I haven’t increased my chair time considerably. It now comes so naturally and as part of the exam, that I know no other way. It allows me to know my patients better, build rapport, and develop a trusting relationship with them. All of this helps build relationships and a good medical and surgical practice.
I get no opposition from my patients. They are so appreciative. That attorney who started this whole switch? He treats me like his primary.
Patient education from a specialized health care professional should remain the mainstay of prevention and cure, especially when people search internet sites with little guidance or knowledge. In my mind, we should be at the forefront of education and detection of diabetes and diabetic retinopathy.

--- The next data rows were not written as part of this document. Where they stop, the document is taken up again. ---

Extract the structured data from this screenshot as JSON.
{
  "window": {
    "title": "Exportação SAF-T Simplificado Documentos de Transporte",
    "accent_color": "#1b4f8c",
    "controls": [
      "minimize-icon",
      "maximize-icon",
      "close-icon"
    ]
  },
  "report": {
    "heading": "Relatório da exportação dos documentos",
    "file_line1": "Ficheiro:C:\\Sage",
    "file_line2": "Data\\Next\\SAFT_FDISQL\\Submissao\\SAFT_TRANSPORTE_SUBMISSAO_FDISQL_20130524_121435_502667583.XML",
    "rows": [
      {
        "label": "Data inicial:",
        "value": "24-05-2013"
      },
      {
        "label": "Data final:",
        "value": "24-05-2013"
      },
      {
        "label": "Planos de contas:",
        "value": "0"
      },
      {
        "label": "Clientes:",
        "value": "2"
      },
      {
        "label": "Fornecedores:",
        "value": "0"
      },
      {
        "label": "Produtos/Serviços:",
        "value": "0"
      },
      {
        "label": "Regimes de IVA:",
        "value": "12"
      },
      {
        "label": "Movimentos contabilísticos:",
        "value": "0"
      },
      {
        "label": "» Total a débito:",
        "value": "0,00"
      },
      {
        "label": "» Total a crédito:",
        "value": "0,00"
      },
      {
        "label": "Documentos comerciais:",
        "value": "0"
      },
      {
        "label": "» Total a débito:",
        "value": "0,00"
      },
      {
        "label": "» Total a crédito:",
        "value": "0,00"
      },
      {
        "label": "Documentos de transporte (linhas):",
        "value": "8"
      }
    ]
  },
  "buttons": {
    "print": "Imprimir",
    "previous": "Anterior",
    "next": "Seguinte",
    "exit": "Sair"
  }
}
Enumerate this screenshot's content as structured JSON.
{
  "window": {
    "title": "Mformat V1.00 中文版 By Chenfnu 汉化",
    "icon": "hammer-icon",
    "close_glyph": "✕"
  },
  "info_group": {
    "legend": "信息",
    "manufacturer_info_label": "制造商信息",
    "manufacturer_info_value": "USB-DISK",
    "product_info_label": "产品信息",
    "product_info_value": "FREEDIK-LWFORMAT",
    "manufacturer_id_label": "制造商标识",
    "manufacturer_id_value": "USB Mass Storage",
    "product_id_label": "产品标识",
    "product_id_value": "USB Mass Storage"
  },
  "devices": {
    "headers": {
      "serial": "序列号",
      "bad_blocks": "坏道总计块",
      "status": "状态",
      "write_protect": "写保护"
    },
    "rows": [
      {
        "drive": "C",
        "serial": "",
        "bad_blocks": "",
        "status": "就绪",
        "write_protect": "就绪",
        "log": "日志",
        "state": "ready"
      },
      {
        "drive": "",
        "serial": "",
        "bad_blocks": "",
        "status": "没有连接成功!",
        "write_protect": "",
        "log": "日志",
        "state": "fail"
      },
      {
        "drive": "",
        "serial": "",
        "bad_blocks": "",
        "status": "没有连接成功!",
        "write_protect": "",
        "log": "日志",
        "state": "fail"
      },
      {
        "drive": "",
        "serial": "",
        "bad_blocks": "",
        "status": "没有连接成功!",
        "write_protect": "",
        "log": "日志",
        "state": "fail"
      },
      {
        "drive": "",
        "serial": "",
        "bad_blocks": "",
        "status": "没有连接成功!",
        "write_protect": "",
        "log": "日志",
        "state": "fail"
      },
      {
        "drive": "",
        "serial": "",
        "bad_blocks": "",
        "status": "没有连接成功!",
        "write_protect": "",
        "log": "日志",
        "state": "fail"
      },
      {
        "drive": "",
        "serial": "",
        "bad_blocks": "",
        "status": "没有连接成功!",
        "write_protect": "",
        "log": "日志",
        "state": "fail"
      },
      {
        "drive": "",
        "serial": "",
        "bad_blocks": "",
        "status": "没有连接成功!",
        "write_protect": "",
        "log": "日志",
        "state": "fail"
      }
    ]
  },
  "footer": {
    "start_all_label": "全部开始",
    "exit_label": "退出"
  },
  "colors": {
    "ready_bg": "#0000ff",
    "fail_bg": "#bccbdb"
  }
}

November is a good time to start asking questions.
- Adult obesity facts. Prevalence of Obesity Among Adults and Youth: United States, 2011–2014. NCHS data brief. No. 219. November 2015. Accessed Nov. 1, 2017.
- Eckel RH et al. Obesity and Type 2 Diabetes: What can be unified and what needs to be individualized? Diabetes Care.2011. Jun; 34(6): 1424-1430
- Menke A1, Casagrande S1, Geiss L2, Cowie CC3 Prevalence of and Trends in Diabetes Among Adults in the United States, 1988-2012. JAMA. 2015 Sep 8;314(10):1021-9.
- Table 1. Summary and recommendations. Diabetes Care. 2010 Jul; 33(7): 1674–1685.
- NEI. Facts about diabetic eye disease. https://nei.nih.gov/health/diabetic/retinopathy
- Fong, DS et al. Retinopathy in Diabetes. ADA Diabetes Care 2004 Jan; 27(suppl 1): s84-s87.
- Omega-3 Fatty Acids Protect Eyes Against Retinopathy, Study Finds. National Institutes of Health(NIH) Archived Report, June 24, 2007.
- N-3 Polyunsaturated Fatty Acids Prevent Diabetic Retinopathy by Inhibition of Retinal Vascular Damage and Enhanced Endothelial Progenitor Cell Reparative Function. PLoS. January 2013; (8): 1.
- Chew, EY, SanGiovanni, JP. The role of omega-3 long-chain polyunsaturated fatty acids in health and disease of the retina. Progress in Retinal and Eye Research 24 (2005) 87-138
Shilpa Rose is in private practice at Whitten Laser Eye in Washington, D.C.